Often times, people ask me why Japanese tend to apologize and say "I'm sorry".
So I reply it's a polite way of saying "excuse me".
This question started me to think that not many individuals say sorry as much as Japanese do. Maybe I am imagining things but whenever I find out problems due to operational error or overlook issues, I remember they never said sorry. Even if I point out that it was completely due to the person not following the procedure, he does not apologize.
I guess there is a reason for that.
It seems if he apologizes, he knows that it's a sign of admitting the mistake. All the blame will go to him and will be responsible for the mistake so that's a risk he cannot take.
When I was on a business trip, a guy bumped into me but he did not say sorry but instead told me to watch out.
Even pinpointing the mistake, a guy will not say sorry but instead says I will be careful next time.
From a Japanese perspective, I would have said lots of sorry.
When I was a new graduate, I used to say "I'm sorry" as if I were saying "Hello". In occasion where I ask a question I said "I'm sorry but I have a question".
And one day I forgot to add "I'm sorry" when I asked a question and my colleagues started laughing saying "Did you forget to apologize today?"
Well, this was the day I finally realized that it was a mistake to repeatedly use "I'm sorry". There is nothing to apologize. It took me a year to find this out. Now, I do really appreciate the guy for teaching me a good lesson.
Now I am trying my best to say "Excuse me" instead of "I'm sorry". For example,
I try not to apologize but show appreciation instead like as follows:
The whole purpose here is to replace "sorry" with "thank you". Whenever I have a question, I always feel sorry for the individual of having to spend time answering my question but now if I say "thank you" I have no reason to apologize.

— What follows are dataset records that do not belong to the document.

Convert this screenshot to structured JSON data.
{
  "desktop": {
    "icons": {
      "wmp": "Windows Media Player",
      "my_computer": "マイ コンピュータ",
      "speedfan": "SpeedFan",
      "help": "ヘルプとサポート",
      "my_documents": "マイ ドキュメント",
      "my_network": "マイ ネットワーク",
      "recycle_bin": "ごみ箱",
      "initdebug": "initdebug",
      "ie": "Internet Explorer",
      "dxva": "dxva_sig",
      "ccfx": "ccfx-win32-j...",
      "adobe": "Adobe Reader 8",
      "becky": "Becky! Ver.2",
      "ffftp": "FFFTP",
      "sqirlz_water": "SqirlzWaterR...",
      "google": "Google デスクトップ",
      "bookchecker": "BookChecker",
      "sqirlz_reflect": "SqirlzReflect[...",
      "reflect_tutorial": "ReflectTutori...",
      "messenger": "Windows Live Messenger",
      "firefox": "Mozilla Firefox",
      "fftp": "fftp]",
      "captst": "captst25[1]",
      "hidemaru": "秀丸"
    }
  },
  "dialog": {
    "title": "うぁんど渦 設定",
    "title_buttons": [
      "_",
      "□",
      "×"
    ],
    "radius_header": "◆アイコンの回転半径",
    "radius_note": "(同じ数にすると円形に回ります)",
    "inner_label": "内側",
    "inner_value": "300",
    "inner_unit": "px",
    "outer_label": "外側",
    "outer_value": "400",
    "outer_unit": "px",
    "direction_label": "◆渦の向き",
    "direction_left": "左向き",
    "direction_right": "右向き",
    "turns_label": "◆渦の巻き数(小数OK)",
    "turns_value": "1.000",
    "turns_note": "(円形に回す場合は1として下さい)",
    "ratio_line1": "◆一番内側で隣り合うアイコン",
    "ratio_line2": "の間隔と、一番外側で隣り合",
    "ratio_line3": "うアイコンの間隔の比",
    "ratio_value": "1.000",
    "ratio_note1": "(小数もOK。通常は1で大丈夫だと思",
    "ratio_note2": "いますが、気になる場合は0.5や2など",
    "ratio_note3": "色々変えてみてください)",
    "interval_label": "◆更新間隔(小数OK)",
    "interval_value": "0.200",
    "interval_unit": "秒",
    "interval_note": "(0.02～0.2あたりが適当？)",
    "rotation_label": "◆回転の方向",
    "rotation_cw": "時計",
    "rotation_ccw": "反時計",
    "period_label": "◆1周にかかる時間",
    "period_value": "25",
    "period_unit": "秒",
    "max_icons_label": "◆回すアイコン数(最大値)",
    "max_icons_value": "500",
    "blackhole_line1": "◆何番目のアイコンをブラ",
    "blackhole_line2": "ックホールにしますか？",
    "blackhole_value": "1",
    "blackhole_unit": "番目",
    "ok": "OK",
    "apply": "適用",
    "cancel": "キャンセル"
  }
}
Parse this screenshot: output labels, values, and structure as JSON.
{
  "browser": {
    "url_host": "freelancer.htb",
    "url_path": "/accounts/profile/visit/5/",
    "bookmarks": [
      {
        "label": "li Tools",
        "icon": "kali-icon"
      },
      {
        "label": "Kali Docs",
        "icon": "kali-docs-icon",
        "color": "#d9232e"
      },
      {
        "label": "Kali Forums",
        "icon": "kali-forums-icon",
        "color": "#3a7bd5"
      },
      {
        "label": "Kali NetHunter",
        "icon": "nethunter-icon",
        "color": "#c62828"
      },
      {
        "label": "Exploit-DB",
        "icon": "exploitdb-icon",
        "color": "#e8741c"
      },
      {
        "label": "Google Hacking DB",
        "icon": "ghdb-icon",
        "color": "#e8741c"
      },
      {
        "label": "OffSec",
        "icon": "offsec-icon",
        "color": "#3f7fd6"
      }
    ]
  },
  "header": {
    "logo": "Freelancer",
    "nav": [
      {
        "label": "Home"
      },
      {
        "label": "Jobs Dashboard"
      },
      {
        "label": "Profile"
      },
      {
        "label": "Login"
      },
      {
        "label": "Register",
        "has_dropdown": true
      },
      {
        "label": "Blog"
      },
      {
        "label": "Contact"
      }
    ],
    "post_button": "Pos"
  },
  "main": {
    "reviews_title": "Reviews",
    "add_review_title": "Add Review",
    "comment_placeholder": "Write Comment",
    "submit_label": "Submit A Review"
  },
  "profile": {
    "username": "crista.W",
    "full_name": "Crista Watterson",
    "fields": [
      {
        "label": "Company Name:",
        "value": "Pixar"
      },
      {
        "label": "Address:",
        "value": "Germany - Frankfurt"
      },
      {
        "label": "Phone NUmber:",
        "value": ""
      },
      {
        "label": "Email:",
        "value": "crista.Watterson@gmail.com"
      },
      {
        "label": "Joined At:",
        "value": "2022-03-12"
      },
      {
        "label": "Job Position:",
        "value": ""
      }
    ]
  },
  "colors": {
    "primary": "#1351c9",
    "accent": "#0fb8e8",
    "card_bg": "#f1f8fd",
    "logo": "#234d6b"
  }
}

So whenever you notice a Japanese saying more "thank you" than "sorry", you might be talking to me:)